== Instructions to follow ==
Report the lines of the data below that contain the string "Contract".
──────────────────────────────
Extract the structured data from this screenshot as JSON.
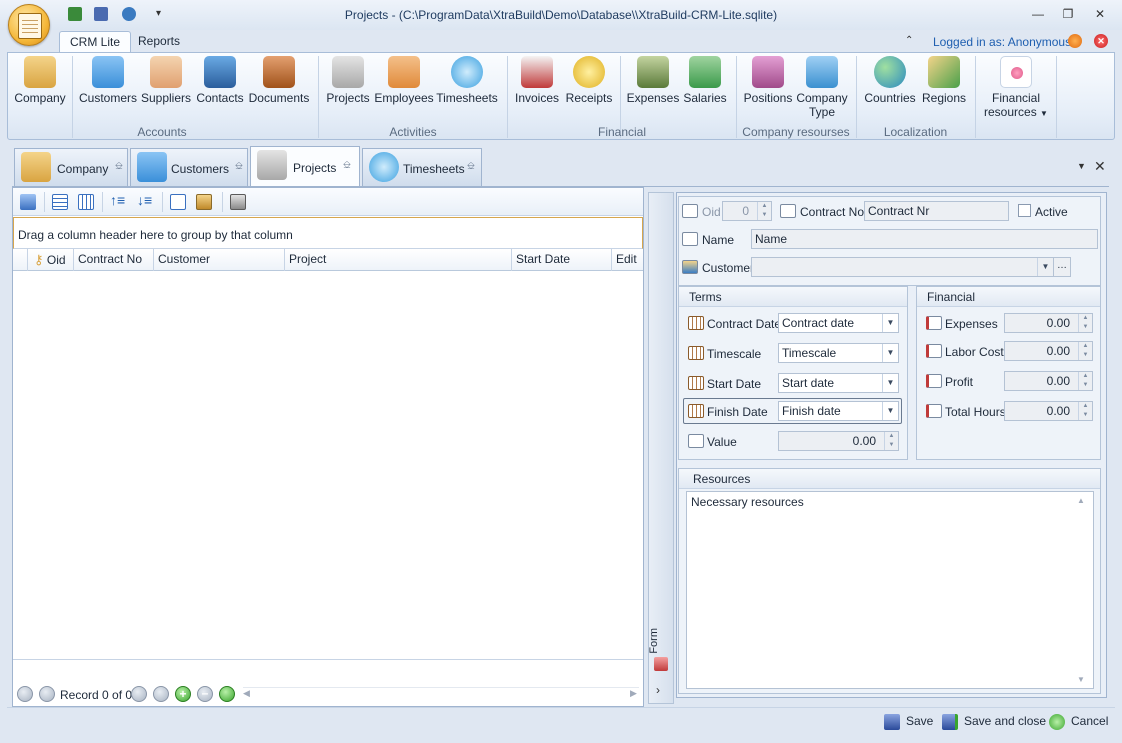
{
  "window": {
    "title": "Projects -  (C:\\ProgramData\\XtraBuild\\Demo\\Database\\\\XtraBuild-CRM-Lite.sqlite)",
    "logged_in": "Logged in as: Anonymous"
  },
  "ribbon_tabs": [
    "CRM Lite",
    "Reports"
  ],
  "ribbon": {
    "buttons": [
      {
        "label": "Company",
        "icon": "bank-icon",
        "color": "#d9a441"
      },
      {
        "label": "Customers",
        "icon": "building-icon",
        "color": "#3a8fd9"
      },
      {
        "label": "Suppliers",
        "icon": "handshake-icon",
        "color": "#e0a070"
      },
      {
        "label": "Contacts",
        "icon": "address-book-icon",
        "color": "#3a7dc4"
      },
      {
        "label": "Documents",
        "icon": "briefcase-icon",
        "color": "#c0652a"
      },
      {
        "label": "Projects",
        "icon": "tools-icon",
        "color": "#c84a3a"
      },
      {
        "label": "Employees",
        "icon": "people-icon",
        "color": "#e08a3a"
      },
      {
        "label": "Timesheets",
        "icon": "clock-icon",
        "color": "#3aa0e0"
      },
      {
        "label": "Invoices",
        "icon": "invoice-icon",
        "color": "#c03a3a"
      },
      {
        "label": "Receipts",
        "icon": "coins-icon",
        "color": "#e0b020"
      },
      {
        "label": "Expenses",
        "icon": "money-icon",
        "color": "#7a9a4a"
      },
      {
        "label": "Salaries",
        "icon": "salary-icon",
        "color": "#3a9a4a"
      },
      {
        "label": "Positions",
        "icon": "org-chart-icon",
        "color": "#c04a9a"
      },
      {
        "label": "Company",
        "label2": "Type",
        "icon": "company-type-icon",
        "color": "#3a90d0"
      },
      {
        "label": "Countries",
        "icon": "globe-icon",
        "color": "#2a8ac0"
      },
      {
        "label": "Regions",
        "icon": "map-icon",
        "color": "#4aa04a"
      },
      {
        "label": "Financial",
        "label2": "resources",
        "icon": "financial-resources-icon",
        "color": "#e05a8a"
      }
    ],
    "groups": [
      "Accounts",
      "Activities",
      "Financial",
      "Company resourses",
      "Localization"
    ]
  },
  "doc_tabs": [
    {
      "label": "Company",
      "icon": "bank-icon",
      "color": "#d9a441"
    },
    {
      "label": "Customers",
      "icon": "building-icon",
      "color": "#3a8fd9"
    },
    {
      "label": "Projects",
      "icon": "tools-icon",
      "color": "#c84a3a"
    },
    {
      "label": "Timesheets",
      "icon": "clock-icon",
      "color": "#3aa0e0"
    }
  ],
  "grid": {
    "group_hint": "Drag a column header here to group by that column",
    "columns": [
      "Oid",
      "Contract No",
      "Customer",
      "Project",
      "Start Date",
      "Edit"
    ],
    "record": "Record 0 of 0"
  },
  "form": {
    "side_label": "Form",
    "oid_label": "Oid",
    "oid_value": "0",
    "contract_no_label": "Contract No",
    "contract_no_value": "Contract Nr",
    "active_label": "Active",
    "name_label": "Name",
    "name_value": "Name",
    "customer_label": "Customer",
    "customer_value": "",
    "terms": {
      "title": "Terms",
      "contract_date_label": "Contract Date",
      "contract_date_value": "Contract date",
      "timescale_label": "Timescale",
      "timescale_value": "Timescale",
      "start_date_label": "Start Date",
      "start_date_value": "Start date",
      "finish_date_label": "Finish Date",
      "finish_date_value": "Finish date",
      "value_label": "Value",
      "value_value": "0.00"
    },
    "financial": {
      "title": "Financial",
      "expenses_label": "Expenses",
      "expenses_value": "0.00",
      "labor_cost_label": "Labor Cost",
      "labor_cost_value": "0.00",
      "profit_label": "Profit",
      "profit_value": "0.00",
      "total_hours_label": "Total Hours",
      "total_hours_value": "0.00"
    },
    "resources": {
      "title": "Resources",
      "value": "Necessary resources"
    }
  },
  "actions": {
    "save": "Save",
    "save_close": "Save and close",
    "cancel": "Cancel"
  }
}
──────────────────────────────
== Solution for this problem ==
      "Contract No",
    "contract_no_label": "Contract No",
    "contract_no_value": "Contract Nr",
      "contract_date_label": "Contract Date",
      "contract_date_value": "Contract date",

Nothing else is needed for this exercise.